It’s quite unfortunate that I visited the hot-spot for strawberries when it wasn’t strawberry season. But I did have an agenda when I planned my road trip to Mahabaleshwar – a review of Brightland Hotel and Spa.
To be honest, that did make it difficult to explore Maharashtra’s best hillstation, simply because our room was so comfortable that we didn’t feel like going out! Also, it was a rainy couple of days there – which I learnt was the norm in October, when Mumbai is reeling under the heat just 4 hours away. So, why would we carry an umbrella?
Anyway, I tried to see as much as I could and this list is in no way an exhaustive summary of things to do in Mahabaleshwar, but worth seeing nonetheless!
Kate’s Point – Like Matheran and other hill stations, Mahabaleshwar too has vantage points from where you can have incredible views of the valley below. From Kate’s Point, it’s greenery for as far as your eyes can see with a winding little stream in the middle. The clouds hung low that day and cast shadows over the valley interspersed with spots of sunshine.
Right besides Kate’s Point is a spot called Needle Hole Point. From here, one can see a cliff, thick with foliage with a hole in the middle. The vegetation was overgrown and the hole wasn’t really visible, though. This point is sometimes called Elephant Head Point because it looks like the shape of an elephant’s head – complete with trunk and ears!
There’s ample parking here and you can even get a horse ride (though it isn’t worth it). Alternatively, you may merely sit on one for Rs. 50. While I went off to pet a horse, one of the area’s many monkeys put its muddy hand in my white bag. Beware of those cheeky creatures!
Lodwick Point – Mahabaleshwar isn’t a big place and you can easily drive from one end to the other in less than half an hour. Lodwick Point is on the opposite end of where Kate’s Point is and is yet another vantage spot. However here, you will need to park your vehicle and walk along a rocky path for around 2 kms to the point. I hadn’t anticipated the walking and wore kolhapuris, but with good walking shoes, this stretch goes by in a jiffy. You can get a horse ride to Lodwick Point, but as someone who hates walking, I can assure you that it’s a relatively short stretch and you’ll be there before you know it.
We walked along, enjoying the crisp, cool weather and when the foliage gave way, we found ourselves right in front of Lodwick Point. Until then, the mist made it impossible to see it rising behind the trees from a distance. This tall pillar is dedicated to Sir Lodwick, who commanded a British Regiment and died at the age of 90 in 1873. A plaque on the pillar with a snippet about him makes an interesting read. The view here is gorgeous too and I got glimpses of it between the thick, rolling mist.

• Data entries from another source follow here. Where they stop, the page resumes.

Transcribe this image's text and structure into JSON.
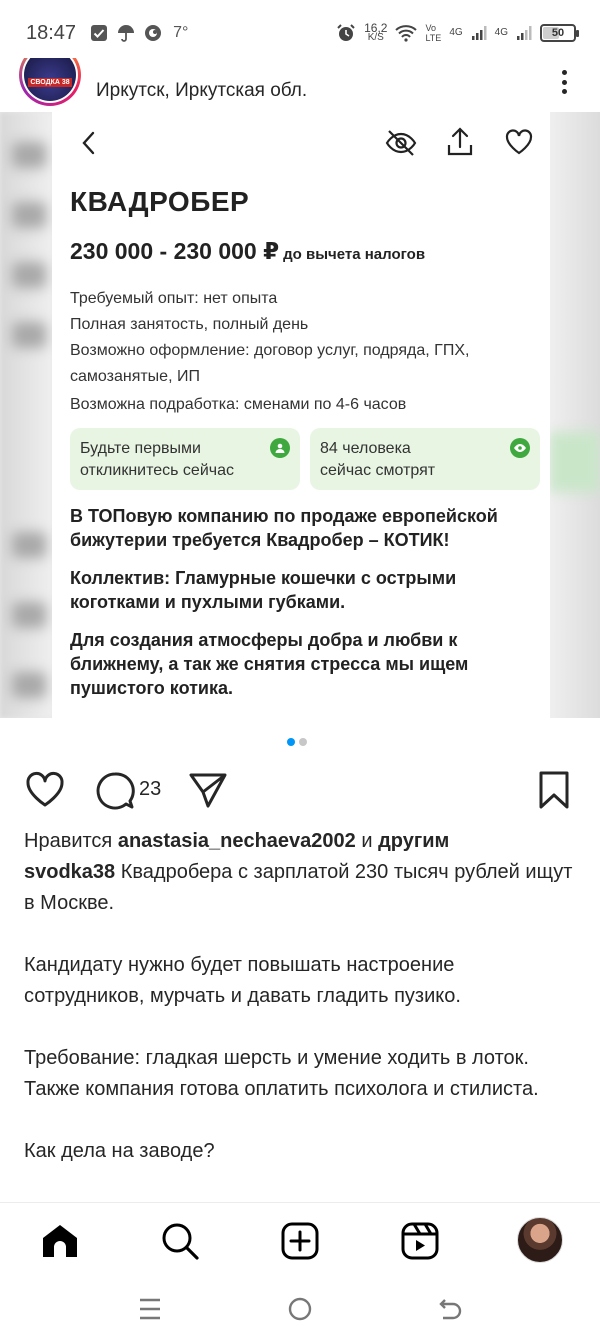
{
  "status_bar": {
    "time": "18:47",
    "temperature": "7°",
    "net_speed_value": "16,2",
    "net_speed_unit": "K/S",
    "volte_top": "Vo",
    "volte_bottom": "LTE",
    "signal_1": "4G",
    "signal_2": "4G",
    "battery": "50"
  },
  "post_header": {
    "avatar_tag": "СВОДКА 38",
    "location": "Иркутск, Иркутская обл."
  },
  "card": {
    "title": "КВАДРОБЕР",
    "salary": "230 000 - 230 000 ₽",
    "salary_note": "до вычета налогов",
    "details": [
      "Требуемый опыт: нет опыта",
      "Полная занятость, полный день",
      "Возможно оформление: договор услуг, подряда, ГПХ, самозанятые, ИП",
      "Возможна подработка: сменами по 4-6 часов"
    ],
    "chip1_line1": "Будьте первыми",
    "chip1_line2": "откликнитесь сейчас",
    "chip2_line1": "84 человека",
    "chip2_line2": "сейчас смотрят",
    "paragraphs": [
      "В ТОПовую компанию по продаже европейской бижутерии требуется Квадробер – КОТИК!",
      "Коллектив: Гламурные кошечки с острыми коготками и пухлыми губками.",
      "Для создания атмосферы добра и любви к ближнему, а так же снятия стресса мы ищем пушистого котика."
    ]
  },
  "carousel": {
    "total": 2,
    "active": 1
  },
  "actions": {
    "comment_count": "23"
  },
  "caption": {
    "likes_prefix": "Нравится",
    "likes_user": "anastasia_nechaeva2002",
    "likes_and": "и",
    "likes_others": "другим",
    "author": "svodka38",
    "text_1": "Квадробера с зарплатой 230 тысяч рублей ищут в Москве.",
    "text_2": "Кандидату нужно будет повышать настроение сотрудников, мурчать и давать гладить пузико.",
    "text_3": "Требование: гладкая шерсть и умение ходить в лоток. Также компания готова оплатить психолога и стилиста.",
    "text_4": "Как дела на заводе?"
  },
  "bottom_nav": {
    "icons": [
      "home-icon",
      "search-icon",
      "create-icon",
      "reels-icon",
      "profile-avatar"
    ]
  },
  "system_nav": {
    "icons": [
      "menu-icon",
      "home-circle-icon",
      "back-icon"
    ]
  },
  "colors": {
    "accent_blue": "#0095f6",
    "chip_green_bg": "#e8f5e3",
    "chip_green_icon": "#3fa83f",
    "text": "#262626"
  }
}
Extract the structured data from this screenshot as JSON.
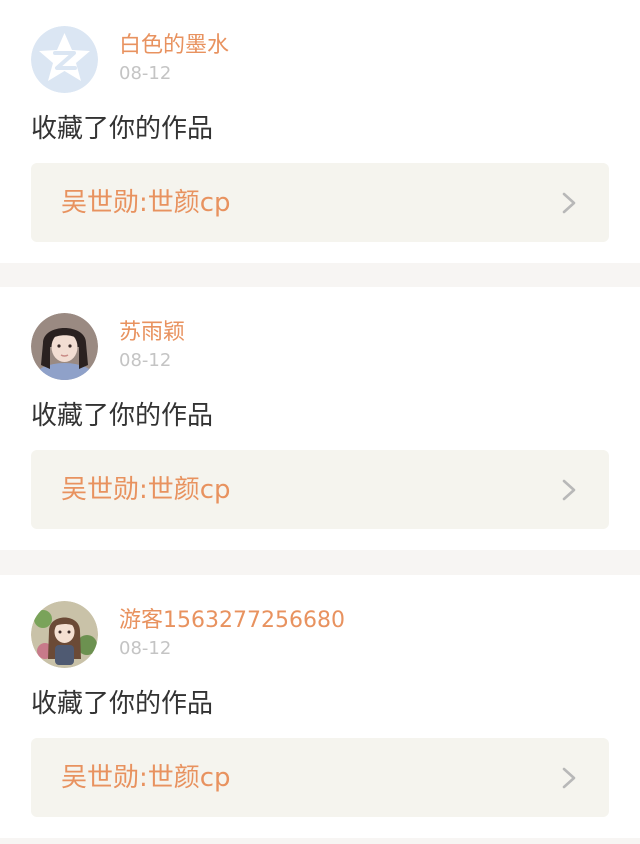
{
  "notifications": [
    {
      "username": "白色的墨水",
      "date": "08-12",
      "action": "收藏了你的作品",
      "work_title": "吴世勋:世颜cp",
      "avatar": "default-qq-avatar-icon"
    },
    {
      "username": "苏雨颖",
      "date": "08-12",
      "action": "收藏了你的作品",
      "work_title": "吴世勋:世颜cp",
      "avatar": "user-photo-avatar"
    },
    {
      "username": "游客1563277256680",
      "date": "08-12",
      "action": "收藏了你的作品",
      "work_title": "吴世勋:世颜cp",
      "avatar": "anime-illustration-avatar"
    }
  ],
  "colors": {
    "username": "#e8925f",
    "work_title": "#e8925f",
    "date": "#c4c4c4",
    "action_text": "#333333",
    "link_bg": "#f5f4ee",
    "divider": "#f7f5f3"
  },
  "icons": {
    "chevron": "chevron-right-icon"
  }
}
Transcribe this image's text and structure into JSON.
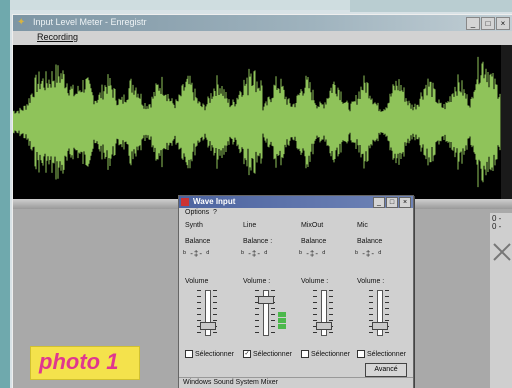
{
  "window": {
    "title": "Input Level Meter - Enregistr",
    "menu_recording": "Recording",
    "btn_min": "_",
    "btn_max": "□",
    "btn_close": "×"
  },
  "waveform": {
    "color": "#8fc35a",
    "background": "#000000"
  },
  "dialog": {
    "title": "Wave Input",
    "menu_options": "Options",
    "menu_extra": "?",
    "channels": [
      {
        "name": "Synth",
        "balance_label": "Balance",
        "volume_label": "Volume",
        "select_label": "Sélectionner",
        "selected": false,
        "volume_level": 0.15,
        "meter": false
      },
      {
        "name": "Line",
        "balance_label": "Balance :",
        "volume_label": "Volume :",
        "select_label": "Sélectionner",
        "selected": true,
        "volume_level": 0.85,
        "meter": true
      },
      {
        "name": "MixOut",
        "balance_label": "Balance",
        "volume_label": "Volume :",
        "select_label": "Sélectionner",
        "selected": false,
        "volume_level": 0.15,
        "meter": false
      },
      {
        "name": "Mic",
        "balance_label": "Balance",
        "volume_label": "Volume :",
        "select_label": "Sélectionner",
        "selected": false,
        "volume_level": 0.15,
        "meter": false
      }
    ],
    "advanced_button": "Avancé",
    "status": "Windows Sound System Mixer"
  },
  "right_panel": {
    "label_top": "0 -",
    "label_mid": "0 -"
  },
  "photo_label": "photo 1",
  "colors": {
    "title_gradient_start": "#7d95a4",
    "dialog_title": "#4d64a0",
    "photo_label_bg": "#f4e24c",
    "photo_label_text": "#e0378f"
  }
}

Elephants Head Point – As you walk towards Lodwick Point, the road diverges into 2 and while one path leads you to Lodwick Point, the other leads you to Elephant Head Point. This second path has a little more walking, but it is absolutely beautiful. Tiny flowers along the path, pale long grass and cool wind! I wish I could have spent more time here! But just as I was about to cross a little pathway that took me to the edge, it began to rain cats and dogs. With a 2 km walk back in my kolhapuris in the rain, it was not pleasant!
Venna Lake – If you pass by Venna Lake in the night, it’s so silent and dark, you wouldn’t even know it was there. By day, you’l find a line of horses with names like Chulbul Pandey, Shaktiman and Tendulkar on which you can get a ride. A boatride on the water is a popular activity, too. Taking a paddle boat out on the water costs Rs. 440 for an hour for a group of 6, including kids and a row boat is Rs. 500 for an hour and Rs. 250 for half an hour for 7 people. A Rs. 500 deposit is compulsary.

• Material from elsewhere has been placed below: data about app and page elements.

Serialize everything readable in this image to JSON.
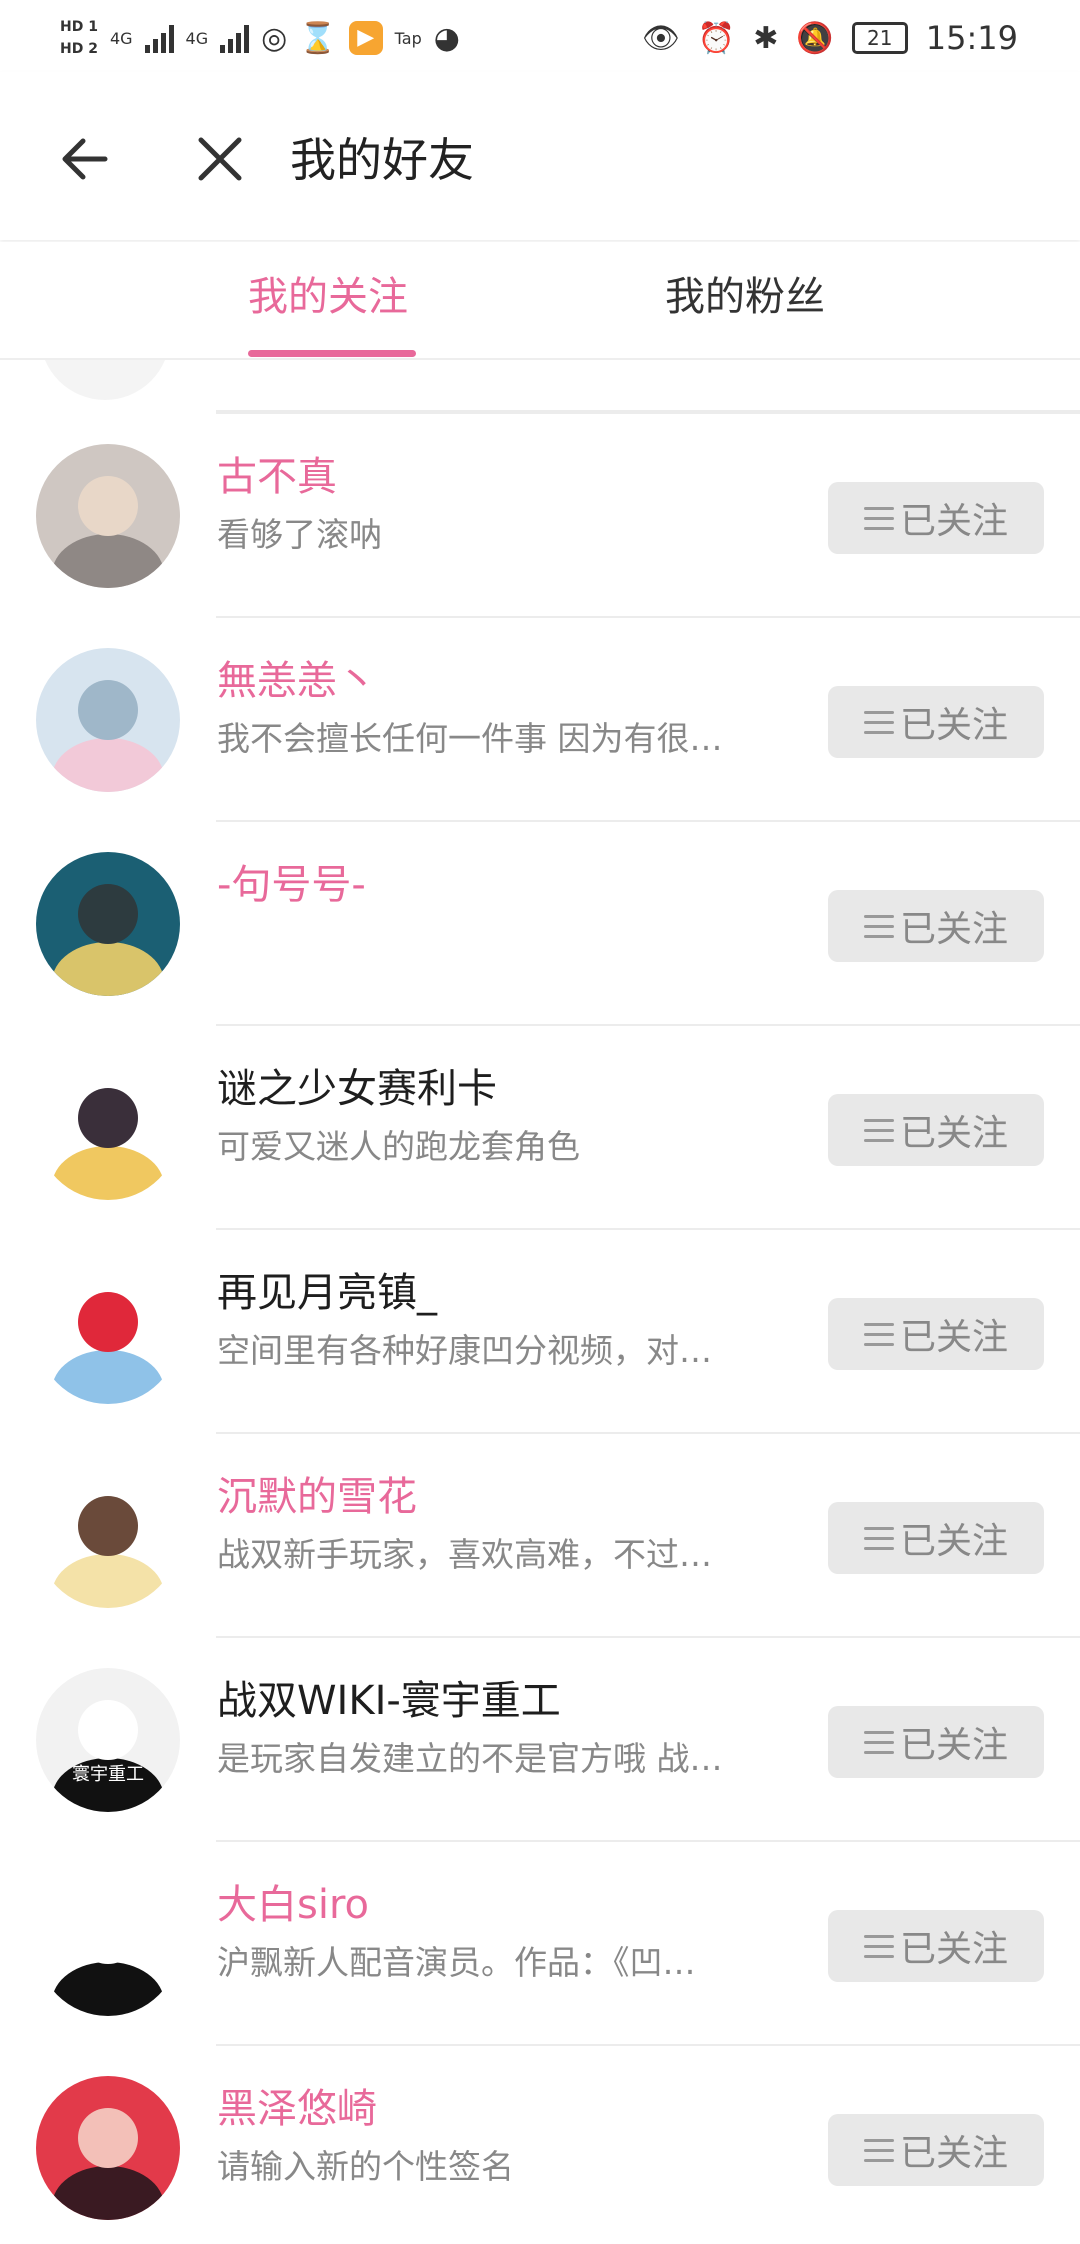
{
  "status_bar": {
    "hd1": "HD 1",
    "hd2": "HD 2",
    "net1": "4G",
    "net2": "4G",
    "tap_label": "Tap",
    "battery": "21",
    "time": "15:19"
  },
  "header": {
    "title": "我的好友"
  },
  "tabs": [
    {
      "label": "我的关注",
      "active": true
    },
    {
      "label": "我的粉丝",
      "active": false
    }
  ],
  "colors": {
    "accent": "#e8699a",
    "button_bg": "#e8e8e8",
    "button_text": "#888888"
  },
  "follow_button_label": "已关注",
  "users": [
    {
      "name": "古不真",
      "bio": "看够了滚呐",
      "name_color": "pink",
      "avatar_colors": [
        "#cfc7c2",
        "#8f8885",
        "#e8d7c8"
      ]
    },
    {
      "name": "無恙恙丶",
      "bio": "我不会擅长任何一件事 因为有很…",
      "name_color": "pink",
      "avatar_colors": [
        "#d7e4ef",
        "#f2c9d8",
        "#9fb7c9"
      ]
    },
    {
      "name": "-句号号-",
      "bio": "",
      "name_color": "pink",
      "avatar_colors": [
        "#1b5f73",
        "#d9c46a",
        "#2d3b3f"
      ]
    },
    {
      "name": "谜之少女赛利卡",
      "bio": "可爱又迷人的跑龙套角色",
      "name_color": "dark",
      "avatar_colors": [
        "#ffffff",
        "#f0c860",
        "#3a2f3a"
      ]
    },
    {
      "name": "再见月亮镇_",
      "bio": "空间里有各种好康凹分视频，对…",
      "name_color": "dark",
      "avatar_colors": [
        "#ffffff",
        "#8fc2e8",
        "#e0283a"
      ]
    },
    {
      "name": "沉默的雪花",
      "bio": "战双新手玩家，喜欢高难，不过…",
      "name_color": "pink",
      "avatar_colors": [
        "#ffffff",
        "#f4e2a8",
        "#6a4a3a"
      ]
    },
    {
      "name": "战双WIKI-寰宇重工",
      "bio": "是玩家自发建立的不是官方哦 战…",
      "name_color": "dark",
      "avatar_colors": [
        "#f2f2f2",
        "#111111",
        "#ffffff"
      ],
      "avatar_text": "寰宇重工"
    },
    {
      "name": "大白siro",
      "bio": "沪飘新人配音演员。作品：《凹…",
      "name_color": "pink",
      "avatar_colors": [
        "#ffffff",
        "#111111",
        "#ffffff"
      ]
    },
    {
      "name": "黑泽悠崎",
      "bio": "请输入新的个性签名",
      "name_color": "pink",
      "avatar_colors": [
        "#e23a4a",
        "#3a1a22",
        "#f3c0b8"
      ]
    }
  ]
}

Visit the Grapevine – This is the only restaurant I visited because it was recommended by a friend in Goa and I fell in love with the food. It’s unusual to find a Parsi restaurant in any hillstation and this one would be more suited on the beach strip of Goa for its lively ambience! It definitely stands out among the other very normal veg restaurants around the place. The lamb shanks and prawns I had were exceptional and a review will be up soon!

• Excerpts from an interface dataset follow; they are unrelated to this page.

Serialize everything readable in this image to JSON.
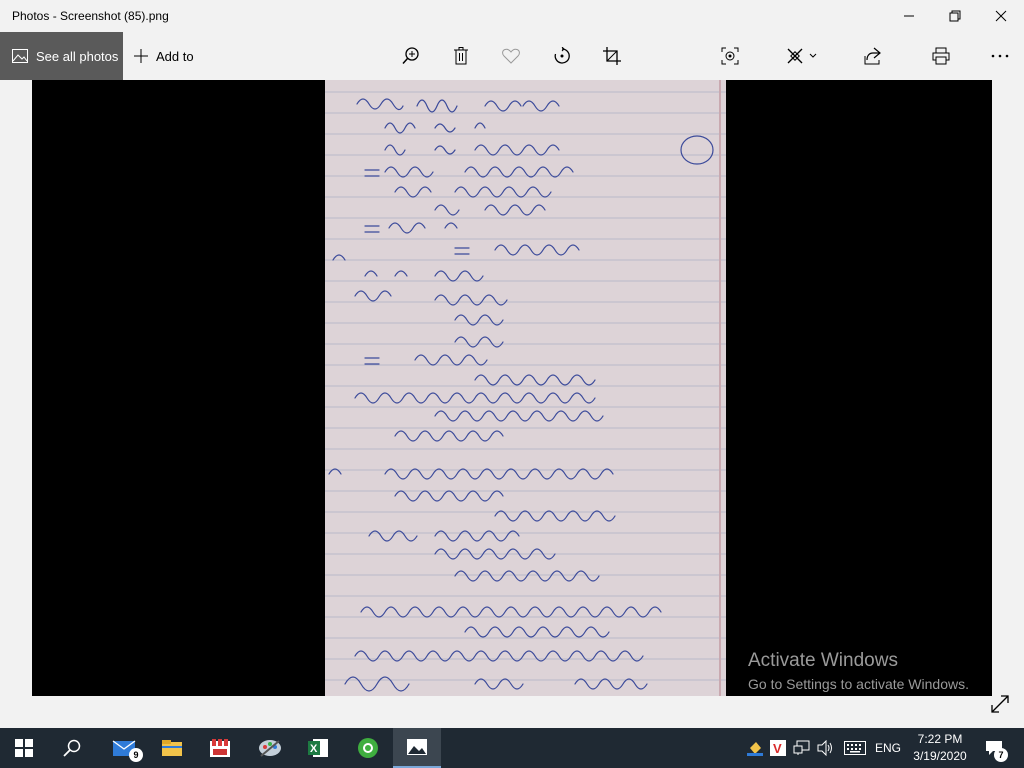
{
  "window": {
    "title": "Photos - Screenshot (85).png"
  },
  "toolbar": {
    "see_all_label": "See all photos",
    "add_to_label": "Add to",
    "icons": [
      "zoom-in-icon",
      "delete-icon",
      "favorite-icon",
      "rotate-icon",
      "crop-icon",
      "enhance-icon",
      "edit-create-icon",
      "share-icon",
      "print-icon",
      "more-icon"
    ]
  },
  "watermark": {
    "line1": "Activate Windows",
    "line2": "Go to Settings to activate Windows."
  },
  "taskbar": {
    "apps": [
      "start",
      "search",
      "mail",
      "file-explorer",
      "paint-app",
      "snip-app",
      "excel",
      "browser",
      "photos"
    ],
    "mail_badge": "9",
    "language": "ENG",
    "time": "7:22 PM",
    "date": "3/19/2020",
    "notification_count": "7"
  },
  "colors": {
    "chrome_bg": "#f2f2f2",
    "see_all_bg": "#5a5a5a",
    "taskbar_bg": "#1f2933",
    "paper": "#ddd3d7",
    "ink": "#3b4a9a",
    "rule_line": "#b9b9c9"
  }
}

Walk through the market – Mahabaleshwar has a tiny market along a narrow street with shops and restaurants on both sides. There’s nothing spectacular to see but I did enjoy wandering around in the sweater-weather, eating hot cheese maggi and corn on the cob. I also spotted a few huskies which totally got me squealing! If it is strawberry season, don’t miss grabbing a shake or sundae! I had one but it was made with preserved strawberries – not the real deal but made me feel touristy!
That’s all, folks! I do hope I get to visit Mahabaleshwar again soon and explore it some more. If you’ve been there, tell me a little about your experience – I’d love to know!